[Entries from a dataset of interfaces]
= Beginning of Section =

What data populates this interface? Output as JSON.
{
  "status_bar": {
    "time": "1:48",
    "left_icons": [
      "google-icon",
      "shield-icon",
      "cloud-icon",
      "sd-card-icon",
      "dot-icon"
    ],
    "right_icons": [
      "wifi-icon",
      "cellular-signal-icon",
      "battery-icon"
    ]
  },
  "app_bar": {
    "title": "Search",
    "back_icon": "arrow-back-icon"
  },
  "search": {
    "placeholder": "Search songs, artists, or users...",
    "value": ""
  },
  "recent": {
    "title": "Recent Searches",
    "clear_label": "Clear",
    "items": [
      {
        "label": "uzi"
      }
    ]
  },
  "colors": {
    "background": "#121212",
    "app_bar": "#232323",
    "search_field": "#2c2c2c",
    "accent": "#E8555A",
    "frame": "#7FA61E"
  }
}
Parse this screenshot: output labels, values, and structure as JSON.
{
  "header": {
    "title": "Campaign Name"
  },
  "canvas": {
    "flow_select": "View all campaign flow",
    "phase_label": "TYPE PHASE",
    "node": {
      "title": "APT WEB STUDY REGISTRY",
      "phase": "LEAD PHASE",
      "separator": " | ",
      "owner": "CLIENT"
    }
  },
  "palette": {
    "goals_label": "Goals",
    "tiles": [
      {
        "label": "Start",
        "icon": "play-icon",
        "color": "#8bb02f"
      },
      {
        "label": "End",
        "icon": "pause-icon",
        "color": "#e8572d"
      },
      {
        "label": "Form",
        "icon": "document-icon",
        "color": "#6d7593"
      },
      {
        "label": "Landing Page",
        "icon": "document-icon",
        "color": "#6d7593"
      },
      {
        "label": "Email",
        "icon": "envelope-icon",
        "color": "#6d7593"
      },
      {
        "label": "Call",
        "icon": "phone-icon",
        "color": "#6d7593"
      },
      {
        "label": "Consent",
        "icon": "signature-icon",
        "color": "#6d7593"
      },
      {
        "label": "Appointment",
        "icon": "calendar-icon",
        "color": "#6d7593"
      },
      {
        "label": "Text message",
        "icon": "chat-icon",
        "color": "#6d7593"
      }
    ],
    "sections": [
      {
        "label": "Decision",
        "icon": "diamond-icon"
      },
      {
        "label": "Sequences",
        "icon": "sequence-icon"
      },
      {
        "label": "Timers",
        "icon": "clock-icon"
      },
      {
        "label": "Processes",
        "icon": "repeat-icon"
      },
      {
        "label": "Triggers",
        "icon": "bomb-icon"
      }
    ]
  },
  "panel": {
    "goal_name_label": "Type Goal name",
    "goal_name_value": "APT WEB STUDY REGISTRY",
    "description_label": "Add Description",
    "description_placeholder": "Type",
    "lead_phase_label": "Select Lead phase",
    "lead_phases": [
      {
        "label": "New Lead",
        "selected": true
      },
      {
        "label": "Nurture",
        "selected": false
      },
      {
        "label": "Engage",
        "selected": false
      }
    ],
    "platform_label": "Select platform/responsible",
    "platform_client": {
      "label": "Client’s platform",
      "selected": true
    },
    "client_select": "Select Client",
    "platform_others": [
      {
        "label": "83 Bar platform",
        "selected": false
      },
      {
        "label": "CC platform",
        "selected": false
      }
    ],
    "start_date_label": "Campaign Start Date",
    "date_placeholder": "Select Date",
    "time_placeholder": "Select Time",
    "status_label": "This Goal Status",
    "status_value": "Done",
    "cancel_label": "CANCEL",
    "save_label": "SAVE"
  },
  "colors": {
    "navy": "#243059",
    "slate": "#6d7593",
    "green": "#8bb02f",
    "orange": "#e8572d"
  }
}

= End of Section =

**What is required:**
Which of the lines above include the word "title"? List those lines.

**The answer:**
    "title": "Search",
    "title": "Recent Searches",
    "title": "Campaign Name"
      "title": "APT WEB STUDY REGISTRY",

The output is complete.